Embedded systems have evolved tremendously in recent years. We perform a study on SQLite and find that the multiple layers of abstraction drastically reduce bandwidth utilization. To minimize the bandwidth loss in the I/O path, we propose Lunar, a novel native table storage engine. Lunar performs a cross-layer design across the database and file system to avoid the pitfalls of multi-layer abstraction while providing SQL-compatible APIs. It employs a type-aware storage layout that considers the access patterns of different data types. Then, Lunar designs a variable-size allocator to reduce fragmentation and optimize RAM and I/O bandwidth usage. Further, considering the limited resources on embedded devices, Lunar employs a modular architecture that enables selecting modules on demand. It also offers optional consistency modes to make a trade-off between resource consumption and consistency. Experiments show that Lunar achieves higher bandwidth utilization, outperforming state-of-the-art approaches while consuming fewer resources.
The Arm Morello platform is a prototype system that supports hardware capabilities for improving runtime security. Although Morello is a server class compute component, there is ongoing work aimed at bringing architectural capabilities to embedded scale devices. For this reason, we are porting the MicroPython framework to Morello. Our intention is to understand the impact of hardware capabilities on lightweight runtime execution environments, like MicroPython, that target embedded devices. In this work-in-progress report, we describe the minimal modifications required to compile the C source code of MicroPython for Morello. We show that this approach gives a working, but not necessarily more secure, version of MicroPython. Our paper proceeds to outline how capabilities could be used to improve runtime system security for MicroPython runtime and hosted applications.
Many hardware accelerator architectures use DMA units to transfer memory which may be limited by the fixed-width size of the DMA transfer, and automatic loop tilers currently do not take the limitation of these DMA units into account. We present a compiler pass, implemented in MLIR, that uses polyhedral analysis on the memory access patterns in a loop nest and constrain the possible tile sizes based on the DMA chunk width. This allows the compiler to effectively tile loops for these architectures.

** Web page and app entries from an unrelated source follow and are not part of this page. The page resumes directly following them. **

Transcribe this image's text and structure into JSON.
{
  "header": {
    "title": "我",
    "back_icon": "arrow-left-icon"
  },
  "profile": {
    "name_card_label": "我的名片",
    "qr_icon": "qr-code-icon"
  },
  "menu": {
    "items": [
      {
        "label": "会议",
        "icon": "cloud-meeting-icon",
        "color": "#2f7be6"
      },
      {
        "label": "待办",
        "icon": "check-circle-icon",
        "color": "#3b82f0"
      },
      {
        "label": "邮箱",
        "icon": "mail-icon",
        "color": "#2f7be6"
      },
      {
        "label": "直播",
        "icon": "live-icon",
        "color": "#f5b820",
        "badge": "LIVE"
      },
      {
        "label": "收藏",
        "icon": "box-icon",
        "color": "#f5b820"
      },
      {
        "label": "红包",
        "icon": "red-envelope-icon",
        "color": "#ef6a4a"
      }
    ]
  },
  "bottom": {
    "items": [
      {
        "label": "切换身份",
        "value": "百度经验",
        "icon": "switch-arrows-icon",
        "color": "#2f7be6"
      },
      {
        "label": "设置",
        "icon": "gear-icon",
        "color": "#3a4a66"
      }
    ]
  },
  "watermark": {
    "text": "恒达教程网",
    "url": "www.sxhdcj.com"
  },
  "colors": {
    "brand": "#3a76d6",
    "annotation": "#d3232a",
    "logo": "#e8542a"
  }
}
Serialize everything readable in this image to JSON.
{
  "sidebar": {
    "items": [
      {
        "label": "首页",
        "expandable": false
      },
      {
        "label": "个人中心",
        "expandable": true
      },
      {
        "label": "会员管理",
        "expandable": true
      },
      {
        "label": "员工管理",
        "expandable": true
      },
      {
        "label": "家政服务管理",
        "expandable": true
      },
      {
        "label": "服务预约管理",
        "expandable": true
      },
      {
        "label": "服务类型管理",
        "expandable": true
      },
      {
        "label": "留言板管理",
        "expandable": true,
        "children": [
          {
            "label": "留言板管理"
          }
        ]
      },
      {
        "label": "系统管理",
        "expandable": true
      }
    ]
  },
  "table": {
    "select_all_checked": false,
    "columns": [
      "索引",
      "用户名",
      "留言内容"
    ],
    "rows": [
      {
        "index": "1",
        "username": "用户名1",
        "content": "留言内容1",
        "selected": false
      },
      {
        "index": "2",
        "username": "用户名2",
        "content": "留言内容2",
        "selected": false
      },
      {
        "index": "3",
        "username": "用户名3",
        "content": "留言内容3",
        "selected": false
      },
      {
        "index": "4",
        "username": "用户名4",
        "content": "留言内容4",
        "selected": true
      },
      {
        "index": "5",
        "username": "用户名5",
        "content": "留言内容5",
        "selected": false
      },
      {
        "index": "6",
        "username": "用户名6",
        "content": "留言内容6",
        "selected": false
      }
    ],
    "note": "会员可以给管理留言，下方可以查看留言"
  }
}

For portability, embedded systems software follows a layered design to reduce dependence on particular hardware behavior. We consider the problem of identifying layering violations: instances where the embedded application accesses non-adjacent layers. This paper presents our preliminary work to detect a class of layering violations called Non Conventional MMIO Accesses (NCMAs). We find them by searching for direct Memory Mapped Input Output (MMIO) accesses made outside of the Hardware Abstraction Layer (HAL). For evaluation, we curated a list of 988 applications spanning 5 Real Time Operating Systems (RTOSes) – the first large dataset of compilable embedded applications. Our system identified 369 NCMAs. We reported these issues to the corresponding developers and found interesting reasons for committing layering violations. We have open-sourced our tool and the collected dataset to foster future research.